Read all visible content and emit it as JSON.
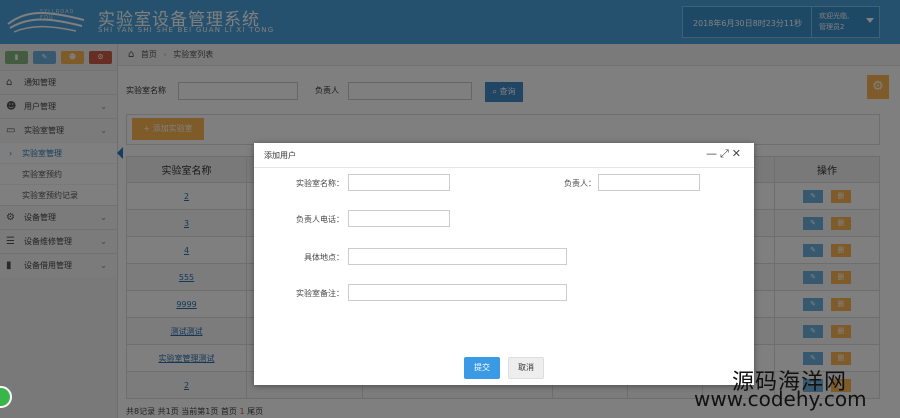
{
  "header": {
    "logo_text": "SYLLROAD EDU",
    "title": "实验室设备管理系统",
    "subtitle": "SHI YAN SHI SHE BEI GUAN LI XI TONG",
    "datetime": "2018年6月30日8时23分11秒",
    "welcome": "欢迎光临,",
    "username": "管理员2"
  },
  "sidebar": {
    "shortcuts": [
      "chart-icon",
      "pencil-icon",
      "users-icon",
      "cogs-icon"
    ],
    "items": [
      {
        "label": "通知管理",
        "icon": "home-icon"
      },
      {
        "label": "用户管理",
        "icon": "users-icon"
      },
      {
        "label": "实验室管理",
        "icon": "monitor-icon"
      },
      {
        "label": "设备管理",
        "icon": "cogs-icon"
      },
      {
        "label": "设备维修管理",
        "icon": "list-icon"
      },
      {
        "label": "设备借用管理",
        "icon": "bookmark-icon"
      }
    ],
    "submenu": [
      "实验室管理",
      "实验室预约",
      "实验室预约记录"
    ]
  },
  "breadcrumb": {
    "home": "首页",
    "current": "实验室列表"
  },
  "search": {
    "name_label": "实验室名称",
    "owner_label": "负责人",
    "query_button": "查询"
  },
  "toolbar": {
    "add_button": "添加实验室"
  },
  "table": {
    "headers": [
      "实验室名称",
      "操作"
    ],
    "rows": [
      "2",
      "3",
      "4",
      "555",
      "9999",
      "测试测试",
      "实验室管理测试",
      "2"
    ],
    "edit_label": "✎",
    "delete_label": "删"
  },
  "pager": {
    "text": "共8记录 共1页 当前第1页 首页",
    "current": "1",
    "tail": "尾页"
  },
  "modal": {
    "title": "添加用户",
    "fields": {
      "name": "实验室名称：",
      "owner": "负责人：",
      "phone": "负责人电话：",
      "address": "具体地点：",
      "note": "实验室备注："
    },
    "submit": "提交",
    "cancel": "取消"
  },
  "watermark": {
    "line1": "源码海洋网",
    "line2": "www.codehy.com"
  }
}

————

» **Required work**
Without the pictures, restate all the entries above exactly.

» **Written solution**
Read all visible content and emit it as JSON.
{
  "header": {
    "logo_text": "SYLLROAD EDU",
    "title": "实验室设备管理系统",
    "subtitle": "SHI YAN SHI SHE BEI GUAN LI XI TONG",
    "datetime": "2018年6月30日8时23分11秒",
    "welcome": "欢迎光临,",
    "username": "管理员2"
  },
  "sidebar": {
    "shortcuts": [
      "chart-icon",
      "pencil-icon",
      "users-icon",
      "cogs-icon"
    ],
    "items": [
      {
        "label": "通知管理",
        "icon": "home-icon"
      },
      {
        "label": "用户管理",
        "icon": "users-icon"
      },
      {
        "label": "实验室管理",
        "icon": "monitor-icon"
      },
      {
        "label": "设备管理",
        "icon": "cogs-icon"
      },
      {
        "label": "设备维修管理",
        "icon": "list-icon"
      },
      {
        "label": "设备借用管理",
        "icon": "bookmark-icon"
      }
    ],
    "submenu": [
      "实验室管理",
      "实验室预约",
      "实验室预约记录"
    ]
  },
  "breadcrumb": {
    "home": "首页",
    "current": "实验室列表"
  },
  "search": {
    "name_label": "实验室名称",
    "owner_label": "负责人",
    "query_button": "查询"
  },
  "toolbar": {
    "add_button": "添加实验室"
  },
  "table": {
    "headers": [
      "实验室名称",
      "操作"
    ],
    "rows": [
      "2",
      "3",
      "4",
      "555",
      "9999",
      "测试测试",
      "实验室管理测试",
      "2"
    ],
    "edit_label": "✎",
    "delete_label": "删"
  },
  "pager": {
    "text": "共8记录 共1页 当前第1页 首页",
    "current": "1",
    "tail": "尾页"
  },
  "modal": {
    "title": "添加用户",
    "fields": {
      "name": "实验室名称：",
      "owner": "负责人：",
      "phone": "负责人电话：",
      "address": "具体地点：",
      "note": "实验室备注："
    },
    "submit": "提交",
    "cancel": "取消"
  },
  "watermark": {
    "line1": "源码海洋网",
    "line2": "www.codehy.com"
  }
}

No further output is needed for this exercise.